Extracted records

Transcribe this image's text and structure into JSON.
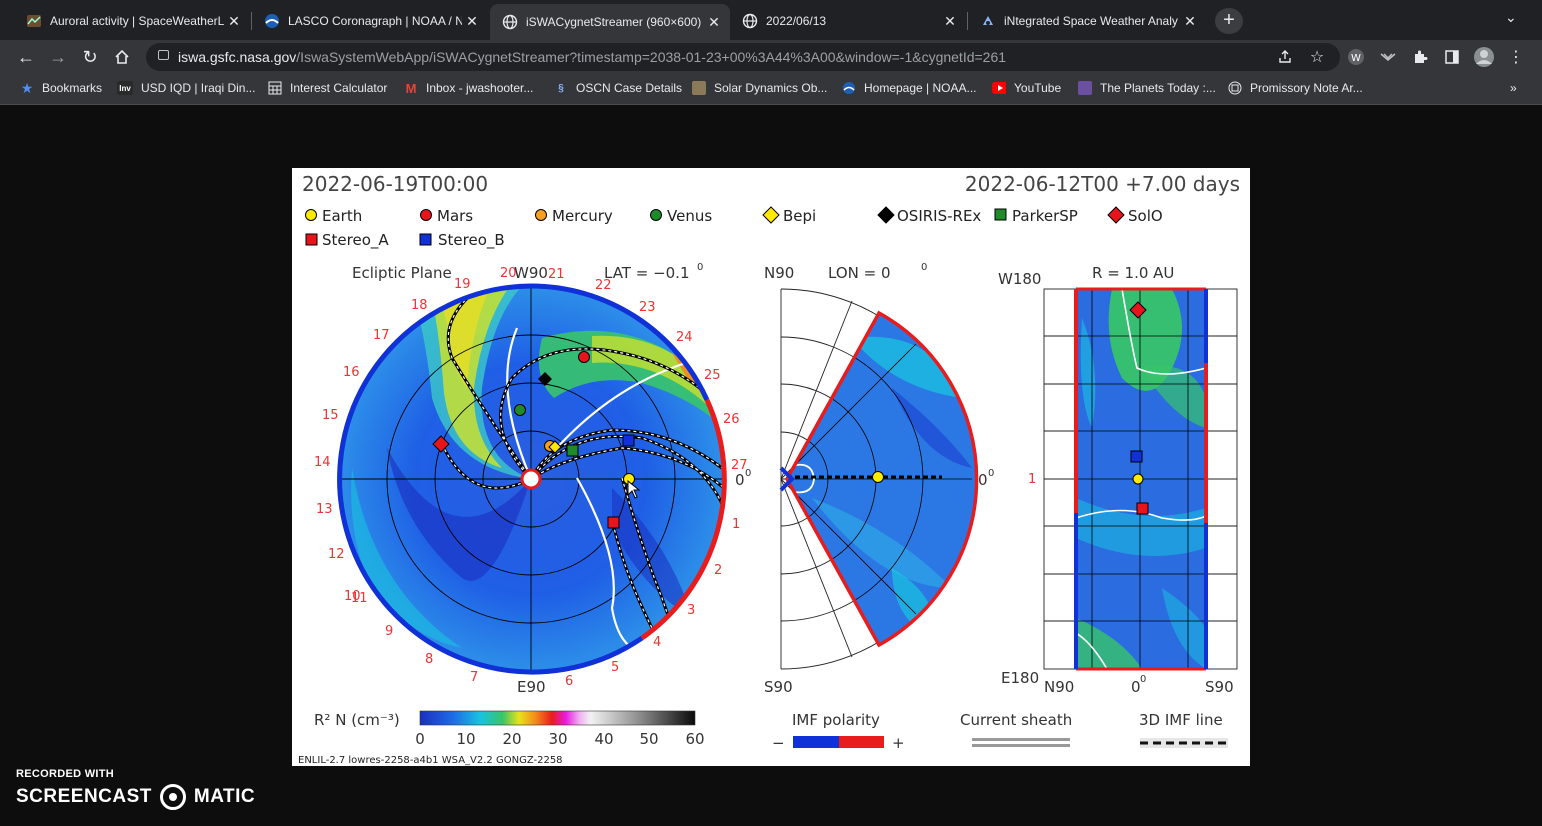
{
  "tabs": [
    {
      "title": "Auroral activity | SpaceWeatherL",
      "icon": "aurora-icon",
      "active": false
    },
    {
      "title": "LASCO Coronagraph | NOAA / N",
      "icon": "noaa-icon",
      "active": false
    },
    {
      "title": "iSWACygnetStreamer (960×600)",
      "icon": "globe-icon",
      "active": true
    },
    {
      "title": "2022/06/13",
      "icon": "globe-icon",
      "active": false
    },
    {
      "title": "iNtegrated Space Weather Analy",
      "icon": "iswa-icon",
      "active": false
    }
  ],
  "address": {
    "domain": "iswa.gsfc.nasa.gov",
    "path": "/IswaSystemWebApp/iSWACygnetStreamer?timestamp=2038-01-23+00%3A44%3A00&window=-1&cygnetId=261"
  },
  "bookmarks": [
    {
      "label": "Bookmarks",
      "icon": "star-icon"
    },
    {
      "label": "USD IQD | Iraqi Din...",
      "icon": "inv-icon"
    },
    {
      "label": "Interest Calculator",
      "icon": "calculator-icon"
    },
    {
      "label": "Inbox - jwashooter...",
      "icon": "gmail-icon"
    },
    {
      "label": "OSCN Case Details",
      "icon": "oscn-icon"
    },
    {
      "label": "Solar Dynamics Ob...",
      "icon": "sdo-icon"
    },
    {
      "label": "Homepage | NOAA...",
      "icon": "noaa-icon"
    },
    {
      "label": "YouTube",
      "icon": "youtube-icon"
    },
    {
      "label": "The Planets Today :...",
      "icon": "planets-icon"
    },
    {
      "label": "Promissory Note Ar...",
      "icon": "document-icon"
    }
  ],
  "viz": {
    "timestamp_left": "2022-06-19T00:00",
    "timestamp_right": "2022-06-12T00 +7.00 days",
    "legend": [
      {
        "name": "Earth",
        "shape": "circle",
        "color": "#ffeb00"
      },
      {
        "name": "Mars",
        "shape": "circle",
        "color": "#e8141c"
      },
      {
        "name": "Mercury",
        "shape": "circle",
        "color": "#f5a020"
      },
      {
        "name": "Venus",
        "shape": "circle",
        "color": "#1e8a2a"
      },
      {
        "name": "Bepi",
        "shape": "diamond",
        "color": "#ffeb00"
      },
      {
        "name": "OSIRIS-REx",
        "shape": "diamond",
        "color": "#000000"
      },
      {
        "name": "ParkerSP",
        "shape": "square",
        "color": "#1e8a2a"
      },
      {
        "name": "SolO",
        "shape": "diamond",
        "color": "#e8141c"
      },
      {
        "name": "Stereo_A",
        "shape": "square",
        "color": "#e8141c"
      },
      {
        "name": "Stereo_B",
        "shape": "square",
        "color": "#1030d8"
      }
    ],
    "ecliptic_title": "Ecliptic Plane",
    "w90": "W90",
    "e90": "E90",
    "lat_label": "LAT = −0.1",
    "degree": "0",
    "zero_label": "0",
    "carrington": [
      "1",
      "2",
      "3",
      "4",
      "5",
      "6",
      "7",
      "8",
      "9",
      "10",
      "11",
      "12",
      "13",
      "14",
      "15",
      "16",
      "17",
      "18",
      "19",
      "20",
      "21",
      "22",
      "23",
      "24",
      "25",
      "26",
      "27"
    ],
    "meridional": {
      "n90": "N90",
      "s90": "S90",
      "lon_label": "LON = 0",
      "zero": "0"
    },
    "radial": {
      "w180": "W180",
      "e180": "E180",
      "r_label": "R = 1.0 AU",
      "one": "1",
      "n90": "N90",
      "zero": "0",
      "s90": "S90"
    },
    "colorbar": {
      "label": "R² N (cm⁻³)",
      "ticks": [
        "0",
        "10",
        "20",
        "30",
        "40",
        "50",
        "60"
      ]
    },
    "imf": {
      "label": "IMF polarity",
      "minus": "−",
      "plus": "+"
    },
    "sheath_label": "Current sheath",
    "imf_line_label": "3D IMF line",
    "footer": "ENLIL-2.7 lowres-2258-a4b1 WSA_V2.2 GONGZ-2258"
  },
  "watermark": {
    "line1": "RECORDED WITH",
    "left": "SCREENCAST",
    "right": "MATIC"
  }
}
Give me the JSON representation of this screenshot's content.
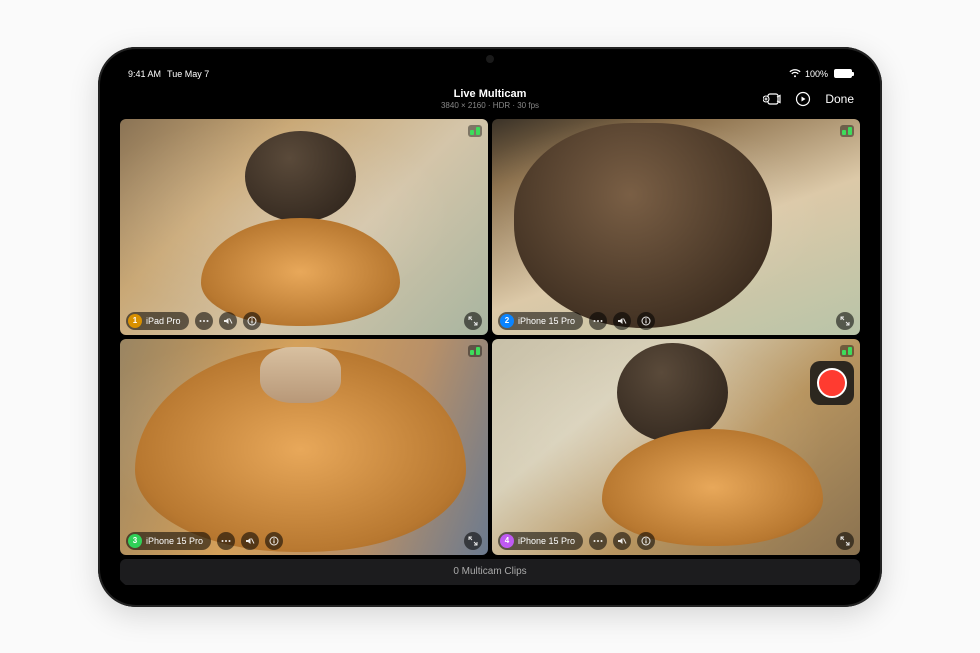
{
  "statusbar": {
    "time": "9:41 AM",
    "date": "Tue May 7",
    "battery": "100%"
  },
  "header": {
    "title": "Live Multicam",
    "subtitle": "3840 × 2160 · HDR · 30 fps",
    "done_label": "Done"
  },
  "cameras": [
    {
      "index": "1",
      "label": "iPad Pro"
    },
    {
      "index": "2",
      "label": "iPhone 15 Pro"
    },
    {
      "index": "3",
      "label": "iPhone 15 Pro"
    },
    {
      "index": "4",
      "label": "iPhone 15 Pro"
    }
  ],
  "footer": {
    "clips_label": "0 Multicam Clips"
  }
}
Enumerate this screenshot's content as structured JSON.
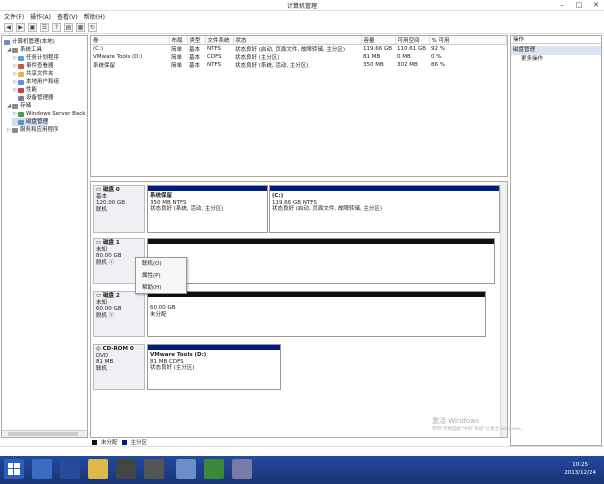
{
  "window": {
    "title": "计算机管理",
    "min": "–",
    "max": "□",
    "close": "✕"
  },
  "menu": [
    "文件(F)",
    "操作(A)",
    "查看(V)",
    "帮助(H)"
  ],
  "tree": [
    {
      "label": "计算机管理(本地)",
      "level": 0,
      "expand": "",
      "icon": "computer-icon",
      "color": "#6a8fc7"
    },
    {
      "label": "系统工具",
      "level": 1,
      "expand": "◢",
      "icon": "tools-icon",
      "color": "#8a8a8a"
    },
    {
      "label": "任务计划程序",
      "level": 2,
      "expand": "▷",
      "icon": "clock-icon",
      "color": "#5aa0d8"
    },
    {
      "label": "事件查看器",
      "level": 2,
      "expand": "▷",
      "icon": "event-viewer-icon",
      "color": "#c85a3a"
    },
    {
      "label": "共享文件夹",
      "level": 2,
      "expand": "▷",
      "icon": "folder-icon",
      "color": "#e0b84a"
    },
    {
      "label": "本地用户和组",
      "level": 2,
      "expand": "▷",
      "icon": "users-icon",
      "color": "#6b8fd0"
    },
    {
      "label": "性能",
      "level": 2,
      "expand": "▷",
      "icon": "performance-icon",
      "color": "#c94040"
    },
    {
      "label": "设备管理器",
      "level": 2,
      "expand": "",
      "icon": "device-manager-icon",
      "color": "#7c7c9c"
    },
    {
      "label": "存储",
      "level": 1,
      "expand": "◢",
      "icon": "storage-icon",
      "color": "#8a8a8a"
    },
    {
      "label": "Windows Server Back",
      "level": 2,
      "expand": "▷",
      "icon": "backup-icon",
      "color": "#4e9a4e"
    },
    {
      "label": "磁盘管理",
      "level": 2,
      "expand": "",
      "icon": "disk-icon",
      "color": "#6a8fc7"
    },
    {
      "label": "服务和应用程序",
      "level": 1,
      "expand": "▷",
      "icon": "services-icon",
      "color": "#8a8a8a"
    }
  ],
  "volumes": {
    "headers": [
      "卷",
      "布局",
      "类型",
      "文件系统",
      "状态",
      "容量",
      "可用空间",
      "% 可用"
    ],
    "rows": [
      [
        "(C:)",
        "简单",
        "基本",
        "NTFS",
        "状态良好 (启动, 页面文件, 故障转储, 主分区)",
        "119.66 GB",
        "110.61 GB",
        "92 %"
      ],
      [
        "VMware Tools (D:)",
        "简单",
        "基本",
        "CDFS",
        "状态良好 (主分区)",
        "81 MB",
        "0 MB",
        "0 %"
      ],
      [
        "系统保留",
        "简单",
        "基本",
        "NTFS",
        "状态良好 (系统, 活动, 主分区)",
        "350 MB",
        "302 MB",
        "86 %"
      ]
    ]
  },
  "disks": {
    "disk0": {
      "name": "磁盘 0",
      "type": "基本",
      "size": "120.00 GB",
      "status": "联机",
      "p1": {
        "name": "系统保留",
        "size": "350 MB NTFS",
        "status": "状态良好 (系统, 活动, 主分区)"
      },
      "p2": {
        "name": "(C:)",
        "size": "119.66 GB NTFS",
        "status": "状态良好 (启动, 页面文件, 故障转储, 主分区)"
      }
    },
    "disk1": {
      "name": "磁盘 1",
      "type": "未知",
      "size": "80.00 GB",
      "status": "脱机",
      "info": "ⓘ"
    },
    "disk2": {
      "name": "磁盘 2",
      "type": "未知",
      "size": "60.00 GB",
      "status": "脱机",
      "info": "ⓘ",
      "p1": {
        "size": "60.00 GB",
        "status": "未分配"
      }
    },
    "cdrom": {
      "name": "CD-ROM 0",
      "type": "DVD",
      "size": "81 MB",
      "status": "联机",
      "p1": {
        "name": "VMware Tools (D:)",
        "size": "81 MB CDFS",
        "status": "状态良好 (主分区)"
      }
    }
  },
  "context_menu": [
    "联机(O)",
    "属性(P)",
    "帮助(H)"
  ],
  "legend": [
    {
      "label": "未分配",
      "color": "#111111"
    },
    {
      "label": "主分区",
      "color": "#001e7c"
    }
  ],
  "actions": {
    "header": "操作",
    "section": "磁盘管理",
    "more": "更多操作"
  },
  "watermark": {
    "title": "激活 Windows",
    "sub": "转到\"控制面板\"中的\"系统\"以激活 Windows。"
  },
  "clock": {
    "time": "10:25",
    "date": "2013/12/24"
  }
}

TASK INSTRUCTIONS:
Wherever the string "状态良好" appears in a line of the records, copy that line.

TASK SOLUTION:
        "状态良好 (启动, 页面文件, 故障转储, 主分区)",
        "状态良好 (主分区)",
        "状态良好 (系统, 活动, 主分区)",
        "status": "状态良好 (系统, 活动, 主分区)"
        "status": "状态良好 (启动, 页面文件, 故障转储, 主分区)"
        "status": "状态良好 (主分区)"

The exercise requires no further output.